WORK INSTRUCTION
From the records below, copy each line that has the word "time" in it.

Data excerpts
● ● ● ● ●

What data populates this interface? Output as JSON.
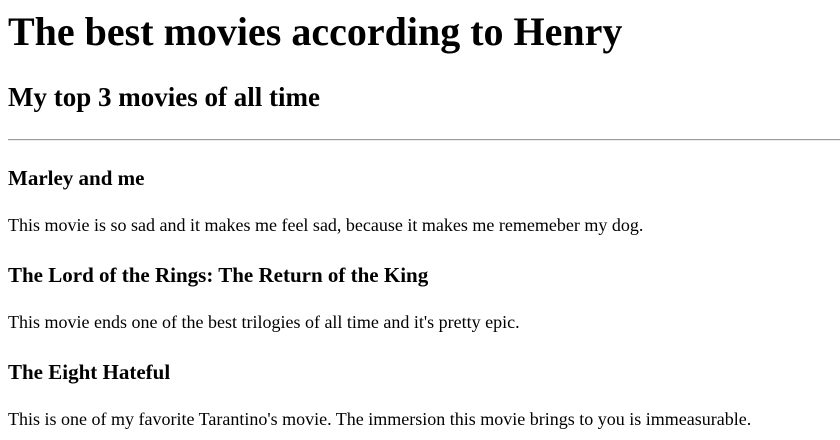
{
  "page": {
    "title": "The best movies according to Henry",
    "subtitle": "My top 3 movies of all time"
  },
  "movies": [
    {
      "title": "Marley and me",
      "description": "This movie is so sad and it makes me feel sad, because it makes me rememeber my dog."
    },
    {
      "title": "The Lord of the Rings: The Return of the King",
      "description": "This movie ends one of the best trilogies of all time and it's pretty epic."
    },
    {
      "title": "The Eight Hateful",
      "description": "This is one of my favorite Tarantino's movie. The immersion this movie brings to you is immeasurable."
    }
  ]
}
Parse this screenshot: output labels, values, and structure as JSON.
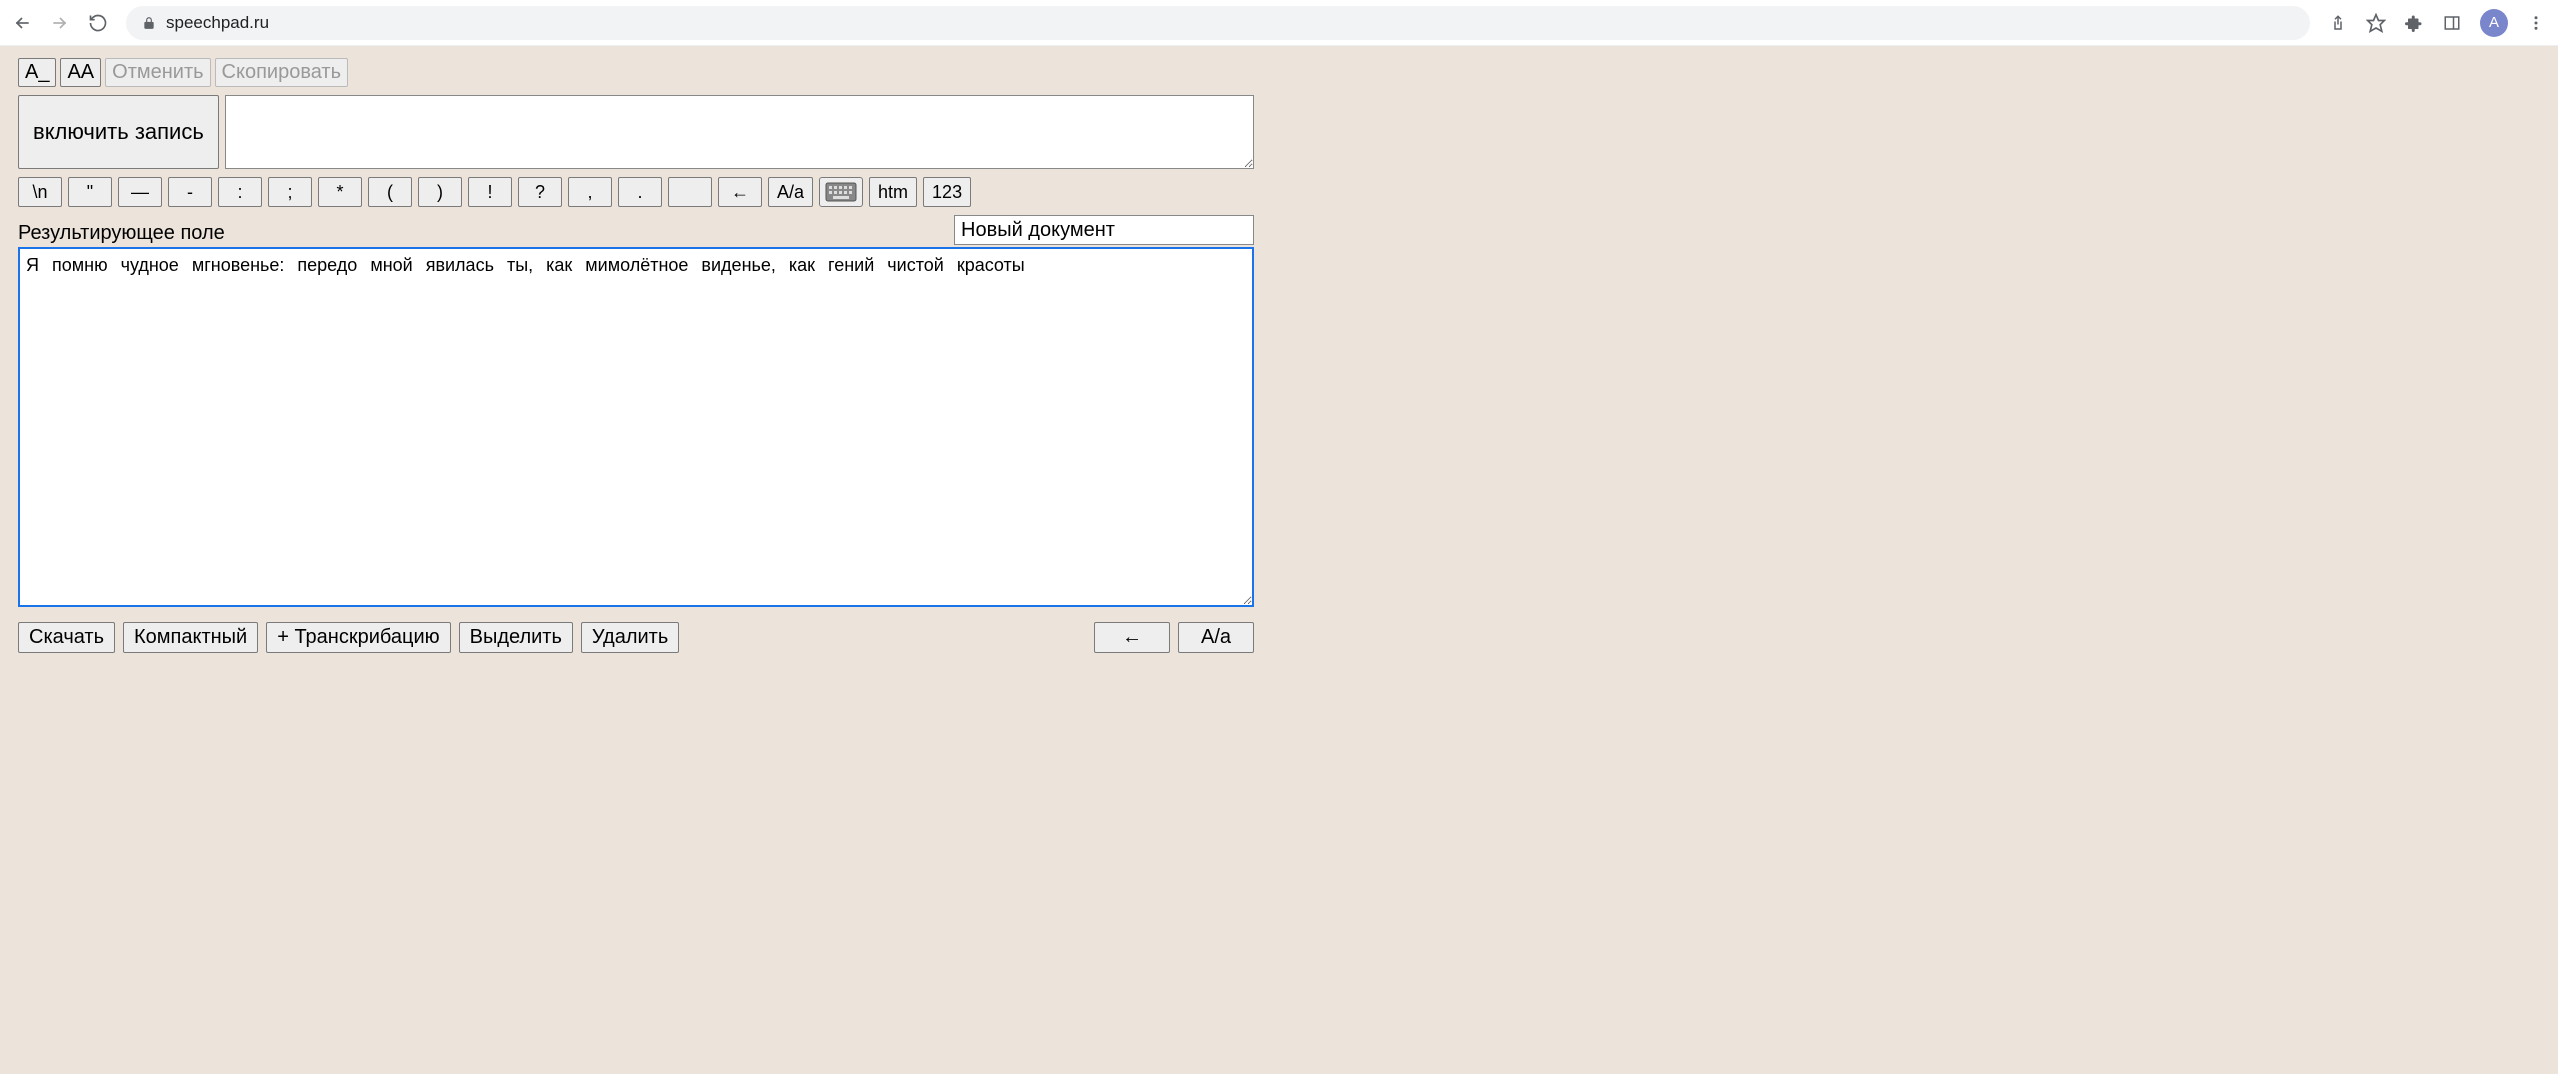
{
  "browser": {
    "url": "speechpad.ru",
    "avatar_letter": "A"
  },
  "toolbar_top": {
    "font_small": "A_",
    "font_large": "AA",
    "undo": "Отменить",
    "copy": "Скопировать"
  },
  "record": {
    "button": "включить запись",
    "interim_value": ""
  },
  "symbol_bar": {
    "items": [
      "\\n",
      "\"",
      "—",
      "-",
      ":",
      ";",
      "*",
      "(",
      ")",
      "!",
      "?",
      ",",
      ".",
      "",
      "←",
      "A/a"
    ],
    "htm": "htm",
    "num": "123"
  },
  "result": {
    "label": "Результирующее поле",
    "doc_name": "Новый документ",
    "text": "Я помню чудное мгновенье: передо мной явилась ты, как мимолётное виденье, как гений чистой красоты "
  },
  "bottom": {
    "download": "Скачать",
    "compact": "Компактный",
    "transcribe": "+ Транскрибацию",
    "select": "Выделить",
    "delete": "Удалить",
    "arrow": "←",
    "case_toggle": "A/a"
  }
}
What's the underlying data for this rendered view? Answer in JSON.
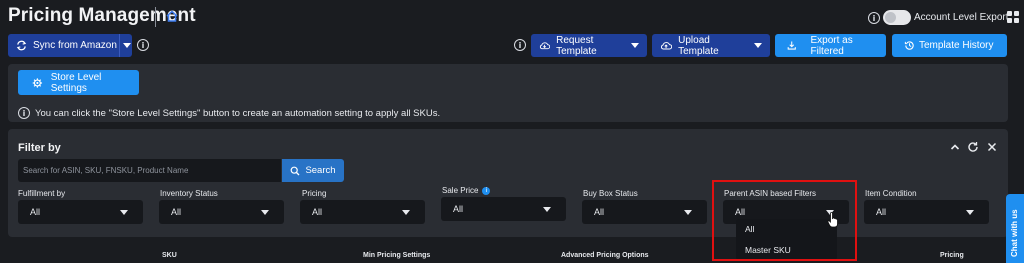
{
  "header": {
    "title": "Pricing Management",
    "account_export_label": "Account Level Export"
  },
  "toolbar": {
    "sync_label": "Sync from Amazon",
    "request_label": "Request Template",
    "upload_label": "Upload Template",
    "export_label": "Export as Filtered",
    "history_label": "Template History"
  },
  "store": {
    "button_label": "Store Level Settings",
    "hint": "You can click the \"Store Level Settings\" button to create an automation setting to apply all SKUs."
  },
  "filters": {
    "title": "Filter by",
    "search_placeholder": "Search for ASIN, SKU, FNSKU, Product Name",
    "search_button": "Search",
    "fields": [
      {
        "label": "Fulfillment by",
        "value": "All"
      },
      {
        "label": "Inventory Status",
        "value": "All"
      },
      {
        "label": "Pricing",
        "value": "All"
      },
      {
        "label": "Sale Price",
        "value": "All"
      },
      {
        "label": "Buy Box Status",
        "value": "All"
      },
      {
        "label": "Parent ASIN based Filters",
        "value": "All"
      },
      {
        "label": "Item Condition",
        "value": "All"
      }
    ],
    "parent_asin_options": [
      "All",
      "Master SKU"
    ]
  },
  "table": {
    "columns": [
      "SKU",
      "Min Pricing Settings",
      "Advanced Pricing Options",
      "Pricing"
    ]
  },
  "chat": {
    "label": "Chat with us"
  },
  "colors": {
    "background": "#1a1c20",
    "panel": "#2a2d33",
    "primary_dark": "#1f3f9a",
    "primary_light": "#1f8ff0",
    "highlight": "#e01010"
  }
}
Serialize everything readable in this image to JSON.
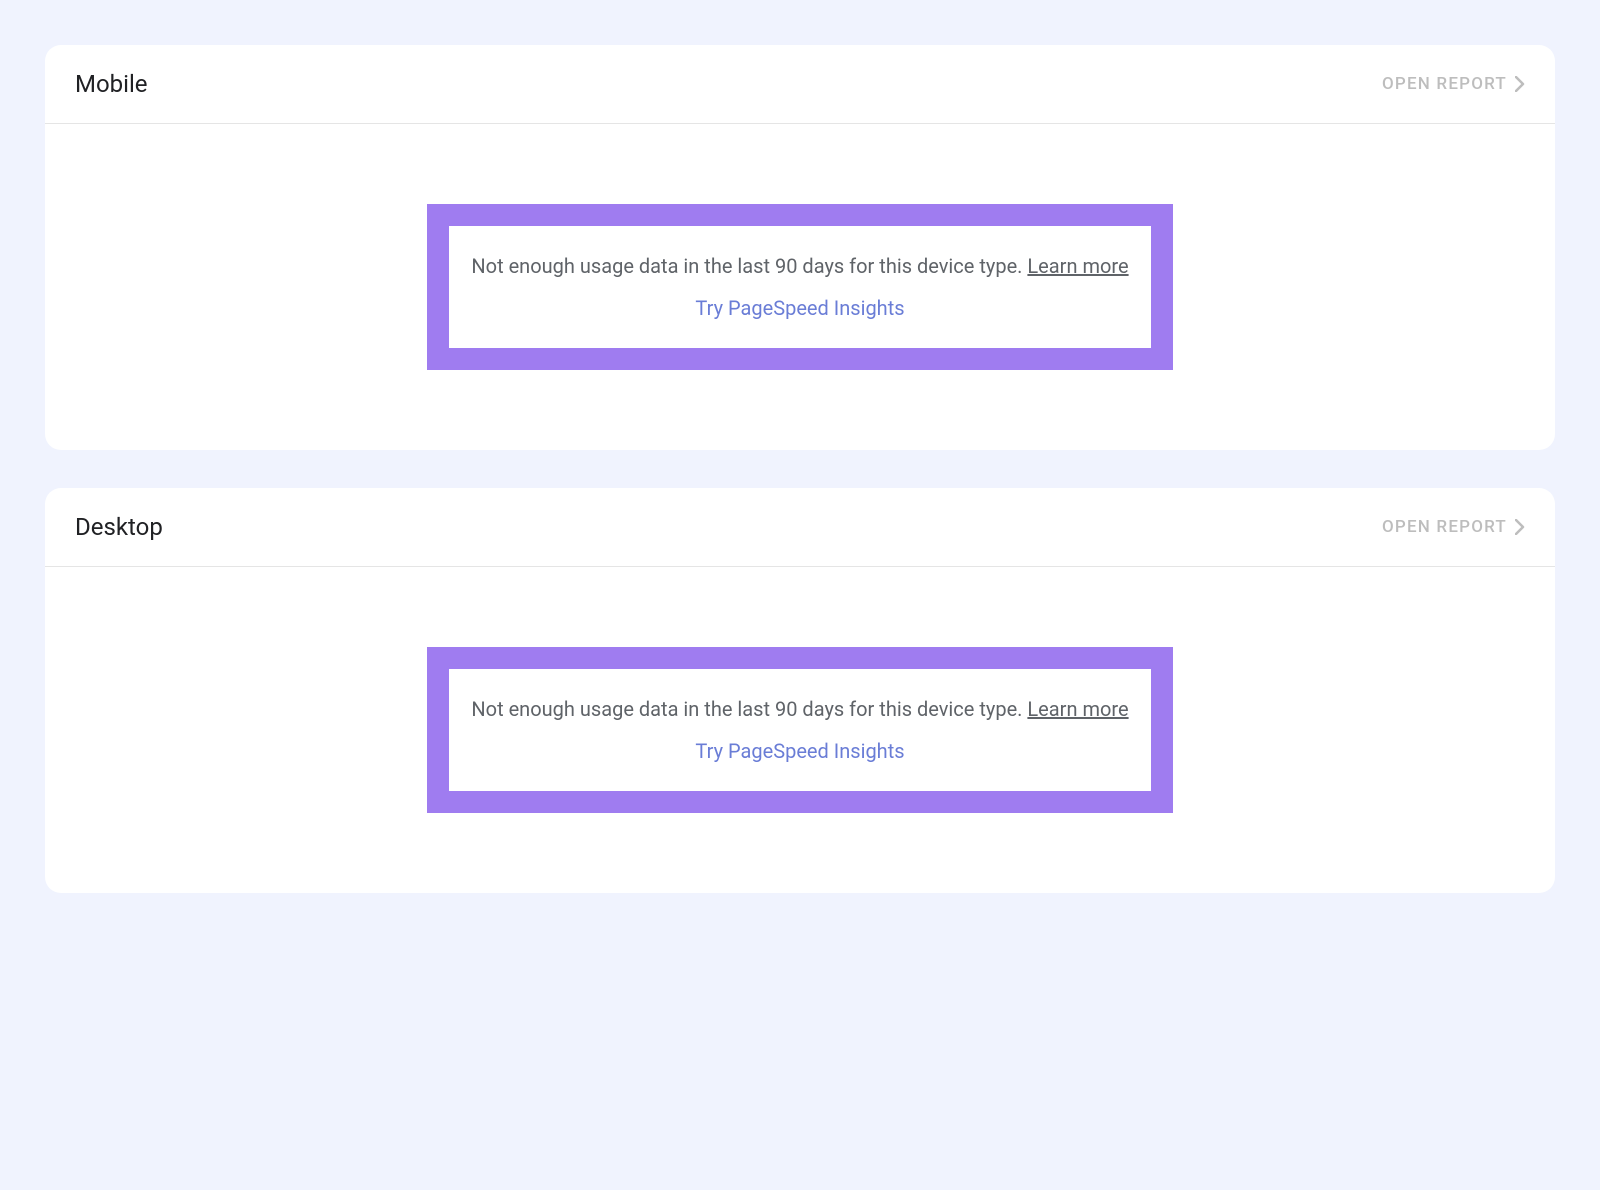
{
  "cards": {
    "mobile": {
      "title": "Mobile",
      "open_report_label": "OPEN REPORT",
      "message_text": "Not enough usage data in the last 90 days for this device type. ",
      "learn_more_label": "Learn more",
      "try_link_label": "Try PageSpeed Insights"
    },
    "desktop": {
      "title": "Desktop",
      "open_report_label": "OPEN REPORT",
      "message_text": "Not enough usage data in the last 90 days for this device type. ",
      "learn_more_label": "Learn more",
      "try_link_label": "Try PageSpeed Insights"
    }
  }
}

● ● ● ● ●

SOLUTION TO THE EXERCISE
    "subtitle": "My top 3 movies of all time"
      "description": "This movie ends one of the best trilogies of all time and it's pretty epic."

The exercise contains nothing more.